Be Careful What You Want

Rod Pickett
2 min readMay 13, 2024

You can never get enough of what you don’t need to make you happy.
Eric Hoffer

You don’t want everything you want.

Children are not the only ones who want what they notice others have.

Suddenly, their very existence depends upon possessing the toy being enjoyed by a sibling.

Our 65” HD TV looks awesome until we watch the Superbowl at our buddy’s house on his 85” Neo QLED 8K Samsung.

Now, March Madness would be ruined if we had to watch the games on our vintage technology.

The English philosophers Jagger and Richards tell us we can’t always get what we want.

They suggest we should be satisfied with getting what we need.

The line separating wants and needs, however, is not so clear.

Yesterday’s wants become today’s needs and tomorrow’s human rights.

It’s more helpful to make sure that we want what we wish for.

We are often like the spoiled child who demands the sibling’s toy only to be bored with it five minutes later.

The child only thought they wanted it because they saw their sibling enjoying it and were convinced they were missing out on one of life’s greatest pleasures.

We’re not much better than the spoiled child at knowing what we want.

Our wants are often a superficial expression of our deep desires.

We want connection with others, and we interpret that as a craving for Ben & Jerry’s Chunky Monkey.

The ice cream makes us feel better for a while, but it doesn’t satisfy the deeper longing.

No amount of ice cream will satisfy our deeper desire for human contact.

And while we are at home indulging our sweet tooth, we are limiting our opportunities to connect with others.

Shallow wants can prevent us from fulfilling our deeper wants.

There is another type of want that can trip us up.

Impulsive wants often distract us from our long-term wants.

We have a project that we want to finish.

But we don’t think about why we want to finish it. Instead, we tell ourselves that we have to finish it.

Meanwhile, we learn that a new season of our favorite Netflix series has just dropped.

We want to binge-watch the whole thing right now.

But we have to finish this boring project.

Even if we force ourselves to work on it, our heart will not be in it because we want to watch the series.

We don’t need more willpower.
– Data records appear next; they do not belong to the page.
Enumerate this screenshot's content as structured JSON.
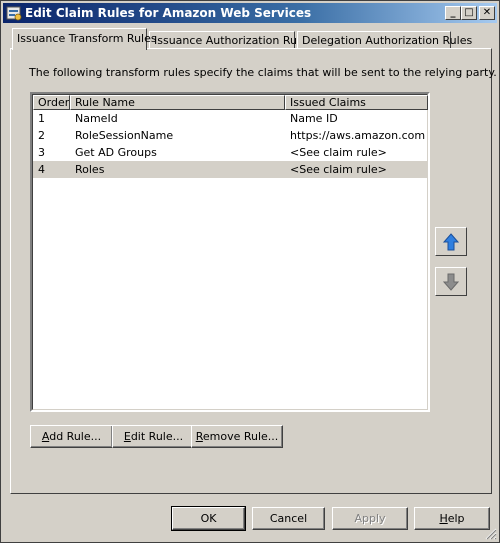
{
  "window": {
    "title": "Edit Claim Rules for Amazon Web Services",
    "controls": {
      "minimize": "_",
      "maximize": "□",
      "close": "✕"
    }
  },
  "tabs": [
    {
      "label": "Issuance Transform Rules",
      "active": true
    },
    {
      "label": "Issuance Authorization Rules",
      "active": false
    },
    {
      "label": "Delegation Authorization Rules",
      "active": false
    }
  ],
  "panel": {
    "description": "The following transform rules specify the claims that will be sent to the relying party."
  },
  "rules_table": {
    "columns": [
      "Order",
      "Rule Name",
      "Issued Claims"
    ],
    "rows": [
      {
        "order": "1",
        "name": "NameId",
        "claims": "Name ID",
        "selected": false
      },
      {
        "order": "2",
        "name": "RoleSessionName",
        "claims": "https://aws.amazon.com...",
        "selected": false
      },
      {
        "order": "3",
        "name": "Get AD Groups",
        "claims": "<See claim rule>",
        "selected": false
      },
      {
        "order": "4",
        "name": "Roles",
        "claims": "<See claim rule>",
        "selected": true
      }
    ]
  },
  "rule_actions": {
    "add_accel": "A",
    "add_rest": "dd Rule...",
    "edit_accel": "E",
    "edit_rest": "dit Rule...",
    "remove_accel": "R",
    "remove_rest": "emove Rule..."
  },
  "move_buttons": {
    "up_icon": "arrow-up-icon",
    "down_icon": "arrow-down-icon",
    "up_color": "#2f7fe0",
    "down_color": "#8c8c8c"
  },
  "dialog_buttons": {
    "ok": "OK",
    "cancel": "Cancel",
    "apply": "Apply",
    "help_accel": "H",
    "help_rest": "elp"
  }
}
We need more awareness of our long-term wants.

We don’t always want what we want.

But we just might find we want what we need.

— Rod Pickett

Now available at Amazon: The Courageous Heart: Wisdom for Difficult Times in paperback and eBook, an Eric Hoffer Award Finalist, a must-read for anyone seeking inspiration and guidance. Get your copy today.



Rod Pickett

Rod Pickett is a writer, pastor, teacher, photographer, real estate broker, personal trainer, consultant, trained hypnotist, woodworker and life-long learner.